Every college graduate should read “The Defining Decade: Why Your Twenties Matter — and How to Make the Most of Them Now” by Meg Jay (ask the Knowlton Center to purchase a copy for you!). Your 20’s may be the most difficult decade of your life because you are still developing psychologically and physiologically but you are also being asked to do “adult” things that others have been doing for years! There is tension in this. That is okay! Think about how you want to establish a foundation for your life and make choices to lay a foundation for your adult life. Think of your life as if you are building a house — through college you are creating the blueprint that will guide you when you begin building (it is okay if plans change, they always do), your twenties are when you have decided on a layout and you are beginning to pour the concrete and build up walls that are sturdy, and so on. Your house only stands upon a good foundation with strong walls to hold onto the weight of life.

3. You are going to eff up… that is okay.

Mistakes will be had. That is okay. It is what you learn from your mistakes, how you devise plans to ensure you don’t make the same mistakes, and how you move forward and grow from them that counts. Every moment, every interaction, every opportunity for feedback positive or constructive is an opportunity to learn and grow. Embrace those opportunities.

4. Get coffee.

So, you have landed the job. Congratulations. In your first two weeks – a month you should be very much over-caffeinated. By this I mean, take the initiative to reach out to people on your team, people who are not on your team, and (most importantly in my opinion), the leadership of the organization you work for. Yes it is OKAY to email the president/CEO for coffee, especially when you are new. Ask questions — why do you work here? What do you like about it? What are some challenges the company faces? How can I best position myself to be a leader or active contributor? What are the pitfalls I should avoid?

5. Your identity and you.

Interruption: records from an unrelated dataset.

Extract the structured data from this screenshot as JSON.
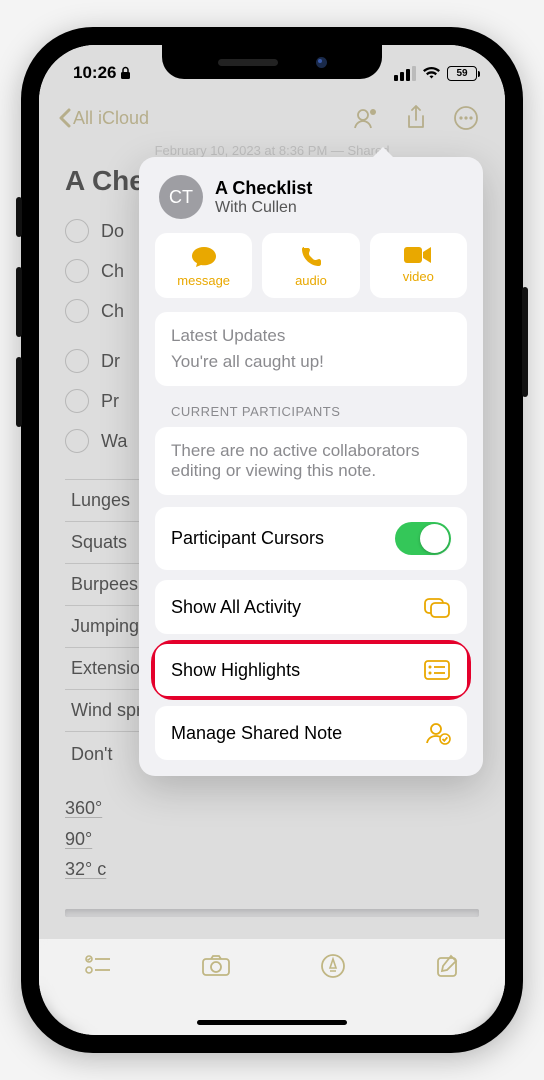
{
  "status": {
    "time": "10:26",
    "battery": "59"
  },
  "nav": {
    "back_label": "All iCloud"
  },
  "ghost_ts": "February 10, 2023 at 8:36 PM — Shared",
  "note": {
    "title": "A Checklist",
    "items": [
      "Do",
      "Ch",
      "Ch",
      "Dr",
      "Pr",
      "Wa"
    ],
    "table_rows": [
      "Lunges",
      "Squats",
      "Burpees",
      "Jumping",
      "Extensions",
      "Wind sprints"
    ],
    "dont": "Don't",
    "degrees": [
      "360°",
      "90°",
      "32° c"
    ]
  },
  "popover": {
    "avatar_initials": "CT",
    "title": "A Checklist",
    "subtitle": "With Cullen",
    "actions": {
      "message": "message",
      "audio": "audio",
      "video": "video"
    },
    "updates_hdr": "Latest Updates",
    "updates_body": "You're all caught up!",
    "participants_label": "CURRENT PARTICIPANTS",
    "participants_body": "There are no active collaborators editing or viewing this note.",
    "rows": {
      "cursors": "Participant Cursors",
      "activity": "Show All Activity",
      "highlights": "Show Highlights",
      "manage": "Manage Shared Note"
    }
  }
}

It is important that you feel safe, validated, and welcomed as it relates to any aspect of your identity at the workplace. Whether race, ethnicity, gender identity / gender expression, sexuality or otherwise. This is also something that inherently, especially in corporate America, is hard to find being done exceptionally well. The best advice I can offer is to seek out data during and before the interview process. A “good” employer should be able to answer your questions from the onset. Ask questions that will give you data about how the company thinks about its LGBTQ+ employees such as, what sort of employee resource groups do you offer at this organization? Are their benefits for domestic partnerships? Can you provide me with detailed information about your healthcare and benefits for employees? These questions are great because they don’t necessarily “out” you during the interview process — everyone should be asking about these resources at a company when interviewing. If you feel safe and you have gotten signals that it is okay to be more direct, you can shift the language — Is there an LGBTQ+ resource group for employees? Do you recognize same-sex marriage in your benefits? Do you offer trans-inclusive healthcare options for employees? Can you connect me with someone in the LGBTQ+ resource group I can speak with during the interview process?

At the end of the day, if you do not feel safe or question whether you could ask those questions without jeopardizing your status as a candidate, you need to ask yourself — is this a place I can truly see myself at and thrive. This also relates back to point one — will it animate you? This is not fair and we (as LGBTQ+ people) should not have to worry about this, but until true equity is achieved, we have to navigate the already complex job world with extra strategies in mind. One of the best places you can find resources is through your Denison alumni network, like Denison Pride. The committee members have a diverse background of professional and personal experiences and have networks that reach every inch of the globe. Reach out and talk with us and we can help you navigate the process.

Connect with Brian on LinkedIn

By Fiona Schultz
Fiona Schultz Peer Career Coach and Peer Fellow: Nonprofit, Education and Government Career Community